Those counties are Antrim, Benzie, Grand Traverse and Leelanau. The most expensive home sold in the region last year was on Glen Lake in Leelanau County and went for $2.75 million, Smith said. In Grand Traverse County alone, the market share of luxury home sales nearly doubled, from 4.8 percent in 2014 to 8.2 percent in 2018.
Eric Braund, founder of Black Walnut Wealth Management in Traverse City, said in the past two years about half of his new clients have been retirees new to the area or those who moved here a few years ago, anticipating retirement.
He also said a large share of his clients are physicians, a mostly high-income group whose ranks have grown with the expansion of Munson Medical Center over the past decade. While exact figures weren’t available, Munson estimates that its medical staff has expanded by about four percent over the past five years, spokesman Dale Killingbeck said.
Incomes in Grand Traverse County have been among the fastest growing in the country since 2007, according to data from StatsAmerica, a research service at Indiana University, and provided by Networks Northwest.
Per capita income in the county jumped 39 percent, from $33,942 in 2007 to $47,165 in 2017. Grand Traverse County ranked 12th among U.S. counties in the percentage rate of income growth during that period, according to StatsAmerica.
Signs of the growing wealth can be glimpsed throughout the region, from fancier waterfront homes to the burst of new wineries on the Leelanau and Old Mission peninsulas.
Sebastian Garbsch sees it up close in his downtown Traverse City personal fitness training studio, where he estimates 60 percent of his clients have six-figure incomes.

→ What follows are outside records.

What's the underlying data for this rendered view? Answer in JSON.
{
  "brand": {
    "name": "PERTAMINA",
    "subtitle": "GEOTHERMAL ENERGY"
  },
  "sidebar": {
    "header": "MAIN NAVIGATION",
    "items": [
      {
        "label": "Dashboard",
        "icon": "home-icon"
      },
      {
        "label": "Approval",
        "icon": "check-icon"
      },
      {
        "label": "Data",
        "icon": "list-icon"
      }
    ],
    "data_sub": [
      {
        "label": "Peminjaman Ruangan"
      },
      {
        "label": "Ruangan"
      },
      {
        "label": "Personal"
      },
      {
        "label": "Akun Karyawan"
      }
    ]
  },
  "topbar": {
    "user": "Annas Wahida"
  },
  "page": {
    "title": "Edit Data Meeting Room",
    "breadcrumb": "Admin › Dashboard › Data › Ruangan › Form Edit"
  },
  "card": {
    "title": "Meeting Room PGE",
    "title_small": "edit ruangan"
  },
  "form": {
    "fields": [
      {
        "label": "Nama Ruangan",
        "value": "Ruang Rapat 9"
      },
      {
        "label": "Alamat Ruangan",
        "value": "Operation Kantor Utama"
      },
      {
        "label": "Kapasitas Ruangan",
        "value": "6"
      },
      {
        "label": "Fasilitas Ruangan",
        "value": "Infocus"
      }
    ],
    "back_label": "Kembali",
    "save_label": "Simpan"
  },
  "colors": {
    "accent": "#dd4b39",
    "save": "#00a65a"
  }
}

“There are definitely more affluent people in this town,” said Garbsch, the owner of Formative Fitness. “But they’re not ultra-rich. I’d say 75 percent are still in the workforce. The wealthy here are more first generation. They’re self-made.”